  • Fertile soil that drains well. This is the least important factor because soil can be easily improved, or raised beds built to compensate for poor soil.

Veggie Garden Design Options

Once the site has been identified, the creative process can start. There are two basic styles for veggie garden design: formal and informal. Take time to decide on the style and get inspiration from magazines or from browsing the web.

A formal design has a central axis, with straight lines and geometrically shaped beds (rectangular, square or triangle). Paved or stone pathways establish the ground plan, which can be accentuated by arches. There is usually a focal point; a birdbath, bench or container grown shrub.
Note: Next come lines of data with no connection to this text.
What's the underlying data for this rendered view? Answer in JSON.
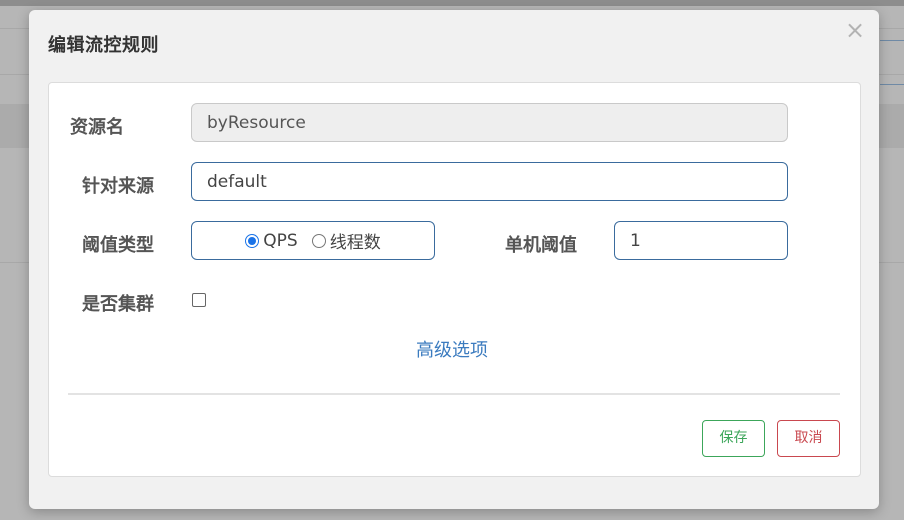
{
  "dialog": {
    "title": "编辑流控规则",
    "close_label": "×"
  },
  "form": {
    "resource_label": "资源名",
    "resource_value": "byResource",
    "limit_app_label": "针对来源",
    "limit_app_value": "default",
    "threshold_type_label": "阈值类型",
    "threshold_type_options": [
      {
        "label": "QPS",
        "checked": true
      },
      {
        "label": "线程数",
        "checked": false
      }
    ],
    "single_threshold_label": "单机阈值",
    "single_threshold_value": "1",
    "cluster_label": "是否集群",
    "cluster_checked": false,
    "advanced_link": "高级选项"
  },
  "footer": {
    "save_label": "保存",
    "cancel_label": "取消"
  },
  "colors": {
    "save": "#3ca65a",
    "cancel": "#c9484f",
    "link": "#3b7bbf",
    "input_border": "#3a6b9d",
    "radio_accent": "#1a73e8"
  }
}
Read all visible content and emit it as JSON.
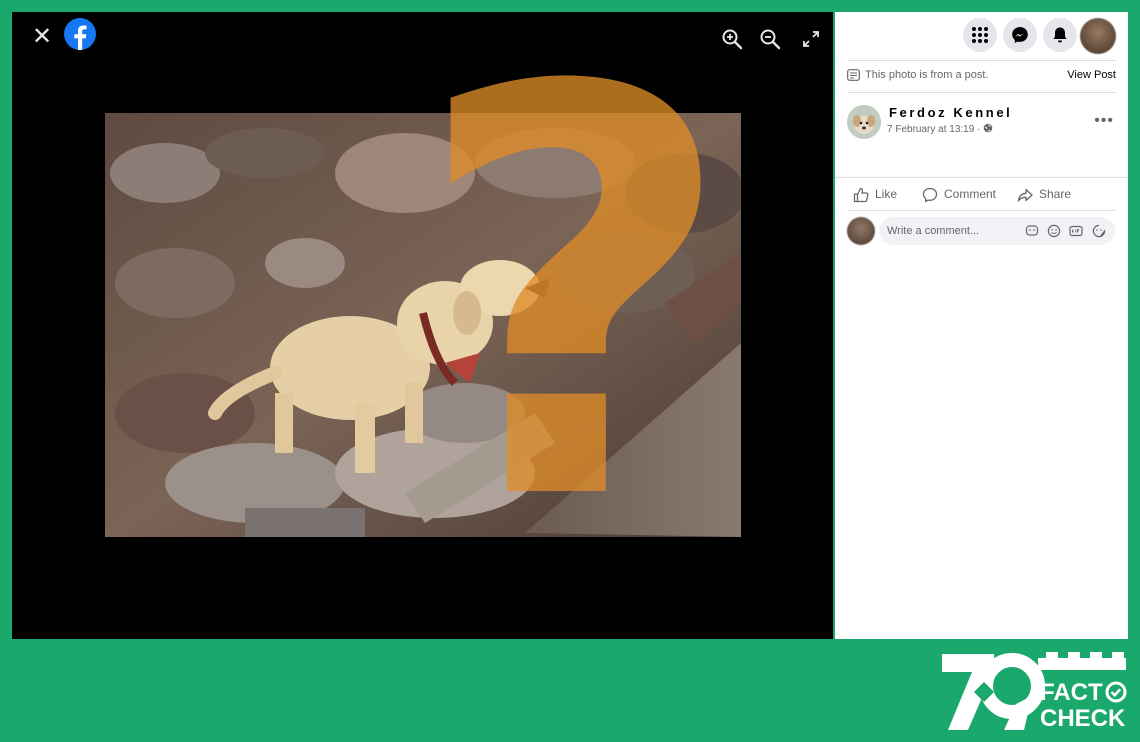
{
  "viewer": {
    "close_symbol": "✕",
    "icons": [
      "close-icon",
      "facebook-logo",
      "zoom-in-icon",
      "zoom-out-icon",
      "fullscreen-icon"
    ],
    "overlay_mark": "?"
  },
  "panel": {
    "top_icons": [
      "menu-grid-icon",
      "messenger-icon",
      "notifications-icon",
      "account-avatar"
    ],
    "from_post_text": "This photo is from a post.",
    "view_post_label": "View Post",
    "author_name": "Ferdoz Kennel",
    "post_meta": "7 February at 13:19 · ",
    "more_label": "•••",
    "actions": [
      {
        "label": "Like",
        "icon": "thumbs-up-icon"
      },
      {
        "label": "Comment",
        "icon": "comment-icon"
      },
      {
        "label": "Share",
        "icon": "share-icon"
      }
    ],
    "comment_placeholder": "Write a comment..."
  },
  "badge": {
    "number": "7 9",
    "line1": "FACT",
    "line2": "CHECK"
  },
  "colors": {
    "background": "#1aa86c",
    "facebook_blue": "#1877f2",
    "overlay_orange": "#de8c28"
  }
}
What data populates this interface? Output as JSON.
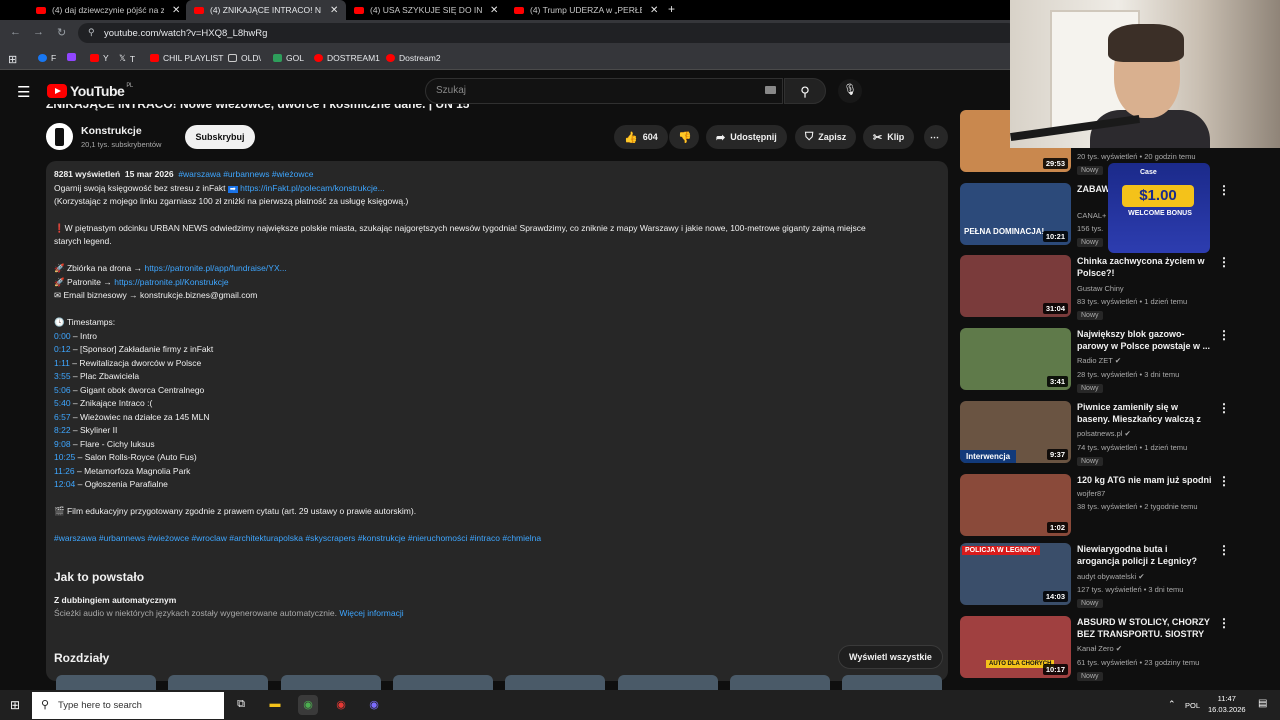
{
  "browser": {
    "tabs": [
      {
        "label": "(4) daj dziewczynie pójść na zak",
        "active": false
      },
      {
        "label": "(4) ZNIKAJĄCE INTRACO! N",
        "active": true
      },
      {
        "label": "(4) USA SZYKUJE SIĘ DO INWA",
        "active": false
      },
      {
        "label": "(4) Trump UDERZA w „PERŁĘ” I",
        "active": false
      }
    ],
    "url": "youtube.com/watch?v=HXQ8_L8hwRg",
    "bookmarks": [
      "F",
      "Y",
      "T",
      "CHIL PLAYLIST",
      "OLD\\",
      "GOL",
      "DOSTREAM1",
      "Dostream2"
    ]
  },
  "header": {
    "logo": "YouTube",
    "region": "PL",
    "search_placeholder": "Szukaj"
  },
  "video": {
    "title": "ZNIKAJĄCE INTRACO! Nowe wieżowce, dworce i kosmiczne dane. | UN 15",
    "channel": "Konstrukcje",
    "subs": "20,1 tys. subskrybentów",
    "subscribe": "Subskrybuj",
    "likes": "604",
    "share": "Udostępnij",
    "save": "Zapisz",
    "clip": "Klip"
  },
  "description": {
    "views": "8281 wyświetleń",
    "date": "15 mar 2026",
    "tags_top": "#warszawa #urbannews #wieżowce",
    "line1": "Ogarnij swoją księgowość bez stresu z inFakt",
    "line1_link": "https://inFakt.pl/polecam/konstrukcje...",
    "line2": "(Korzystając z mojego linku zgarniasz 100 zł zniżki na pierwszą płatność za usługę księgową.)",
    "para": "W piętnastym odcinku URBAN NEWS odwiedzimy największe polskie miasta, szukając najgorętszych newsów tygodnia! Sprawdzimy, co zniknie z mapy Warszawy i jakie nowe, 100-metrowe giganty zajmą miejsce",
    "para2": "starych legend.",
    "drone_label": "Zbiórka na drona →",
    "drone_link": "https://patronite.pl/app/fundraise/YX...",
    "patronite_label": "Patronite →",
    "patronite_link": "https://patronite.pl/Konstrukcje",
    "email": "Email biznesowy → konstrukcje.biznes@gmail.com",
    "timestamps_label": "Timestamps:",
    "timestamps": [
      {
        "t": "0:00",
        "text": "– Intro"
      },
      {
        "t": "0:12",
        "text": "– [Sponsor] Zakładanie firmy z inFakt"
      },
      {
        "t": "1:11",
        "text": "– Rewitalizacja dworców w Polsce"
      },
      {
        "t": "3:55",
        "text": "– Plac Zbawiciela"
      },
      {
        "t": "5:06",
        "text": "– Gigant obok dworca Centralnego"
      },
      {
        "t": "5:40",
        "text": "– Znikające Intraco :("
      },
      {
        "t": "6:57",
        "text": "– Wieżowiec na działce za 145 MLN"
      },
      {
        "t": "8:22",
        "text": "– Skyliner II"
      },
      {
        "t": "9:08",
        "text": "– Flare - Cichy luksus"
      },
      {
        "t": "10:25",
        "text": "– Salon Rolls-Royce (Auto Fus)"
      },
      {
        "t": "11:26",
        "text": "– Metamorfoza Magnolia Park"
      },
      {
        "t": "12:04",
        "text": "– Ogłoszenia Parafialne"
      }
    ],
    "film_note": "Film edukacyjny przygotowany zgodnie z prawem cytatu (art. 29 ustawy o prawie autorskim).",
    "tags_bottom": "#warszawa #urbannews #wieżowce #wroclaw #architekturapolska #skyscrapers #konstrukcje #nieruchomości #intraco #chmielna",
    "how_made": "Jak to powstało",
    "dubbing": "Z dubbingiem automatycznym",
    "dubbing_note": "Ścieżki audio w niektórych językach zostały wygenerowane automatycznie.",
    "more_info": "Więcej informacji",
    "chapters": "Rozdziały",
    "show_all": "Wyświetl wszystkie"
  },
  "recommendations": [
    {
      "title": "",
      "channel": "",
      "meta": "20 tys. wyświetleń • 20 godzin temu",
      "duration": "29:53",
      "badge": "Nowy",
      "thumb": "#c9884e"
    },
    {
      "title": "ZABAWNY TRICK",
      "channel": "CANAL+",
      "meta": "156 tys.",
      "duration": "10:21",
      "badge": "Nowy",
      "thumb": "#2c4a7a",
      "overlay": "PEŁNA DOMINACJA!"
    },
    {
      "title": "Chinka zachwycona życiem w Polsce?!",
      "channel": "Gustaw Chiny",
      "meta": "83 tys. wyświetleń • 1 dzień temu",
      "duration": "31:04",
      "badge": "Nowy",
      "thumb": "#7a3b3b"
    },
    {
      "title": "Największy blok gazowo-parowy w Polsce powstaje w ...",
      "channel": "Radio ZET",
      "meta": "28 tys. wyświetleń • 3 dni temu",
      "duration": "3:41",
      "badge": "Nowy",
      "thumb": "#5f7a4a"
    },
    {
      "title": "Piwnice zamieniły się w baseny. Mieszkańcy walczą z wodą po ...",
      "channel": "polsatnews.pl",
      "meta": "74 tys. wyświetleń • 1 dzień temu",
      "duration": "9:37",
      "badge": "Nowy",
      "thumb": "#6a5442",
      "overlay": "Interwencja"
    },
    {
      "title": "120 kg ATG nie mam już spodni",
      "channel": "wojfer87",
      "meta": "38 tys. wyświetleń • 2 tygodnie temu",
      "duration": "1:02",
      "badge": "",
      "thumb": "#8a4a3a"
    },
    {
      "title": "Niewiarygodna buta i arogancja policji z Legnicy? Mają gdzieś ...",
      "channel": "audyt obywatelski",
      "meta": "127 tys. wyświetleń • 3 dni temu",
      "duration": "14:03",
      "badge": "Nowy",
      "thumb": "#3a4e6a",
      "overlay": "POLICJA W LEGNICY"
    },
    {
      "title": "ABSURD W STOLICY, CHORZY BEZ TRANSPORTU. SIOSTRY ...",
      "channel": "Kanał Zero",
      "meta": "61 tys. wyświetleń • 23 godziny temu",
      "duration": "10:17",
      "badge": "Nowy",
      "thumb": "#a04040",
      "overlay": "AUTO DLA CHORYCH"
    }
  ],
  "promo": {
    "brand": "Case",
    "amount": "$1.00",
    "label": "WELCOME BONUS"
  },
  "taskbar": {
    "search": "Type here to search",
    "lang": "POL",
    "time": "11:47",
    "date": "16.03.2026"
  }
}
The advantages of this design are:

  • Everything is accessible, for easy working and harvesting.
  • It is the best style for raised, built beds or terracing.
  • Because of its strong design, the garden always looks good, even between seasons.
  • Generally, one kind of vegetable is planted in each block, but with a border of companion herbs.

An informal design has more flowing lines, with curved beds and walkways. It may feel more exuberant and natural, especially if flowers are added to encourage pollinators. Accessibility could be a problem unless stepping-stones are used for entry into the beds, or keyhole beds are made.

The advantages of this design are:

  • It needs less initial structural work, making it quicker to establish and more affordable.
  • It is usually easier and less costly to maintain.
  • It is easier to change, especially as time goes by and needs change or the surrounding garden changes (more shade etc).
  • It lends itself to mixed cropping and companion planting.

A mix of formal and informal design can accommodate keyhole beds, eco-circles, square-foot gardens and mandala gardens. They generally combine the benefits of both formal and informal gardens and they maximise space.

  • A mandala garden incorporates fruit, vegetables, herbs and companion planting. The circular design may be very formal with geometric beds, built pathways and central features (fountain, fruit tree). A more informal design may use keyhole beds which allows you to stand in the centre and work with the vegetables without standing on the soil. This prevents it from becoming compacted and its structure destroyed.
  • Eco-circle design consists of a single 1m diameter circle or three 1m diameter circles that connect but don’t overlap to form a clover leaf circle. This is a useful style for square spaces. A 20cm diameter pot with drainage holes is sunk in the centre of each circle and vegetables are planted about 15cm from the pot. The veggies are watered by filling the pot with water, which drains out at root level. This is a water-wise garden that also allows for natural pest control through companion planting.
  • Square-foot gardens are 1m x 1m, further divided up into a grid with each block corresponding roughly to the size of a foot. This provides enough space for 9 – 16 different crops, so companion planting and diversity are easy to achieve. The benefit of this bed is that you tend to sow what you need.

Putting Pen to Paper

There is no right or wrong way to lay out a veggie garden (I think). It can be drawn to scale or simply be a free-hand drawing. Whichever way, pace out your design on site, marking out beds and pathways. Flour or maize meal works well to indicate the lines. Even the most experienced landscapers admit that paper-perfect designs start to change when the garden is being made. The final part of the design is to fill in a detailed planting plan showing the exact position of each crop, including herbs.

  • Before you do this consider the following:
  • Make a list of veggies that are easy to grow, that the family will eat and that are nutrient rich.
  • Be aware of the mature height of vegetables so that taller growers do not block the sun for shorter growers.
  • Consider growing climbing or vining vegetables on trellises against boundary walls.
  • Leave space for succession planting.
  • Whatever the design, bed width should not be more than 1m or 1.2m. Kneel down and extend your arm. The point at which your hand joins your wrist should be the centre of the bed. This means that you can work comfortably in the bed. (Physically go and do it!)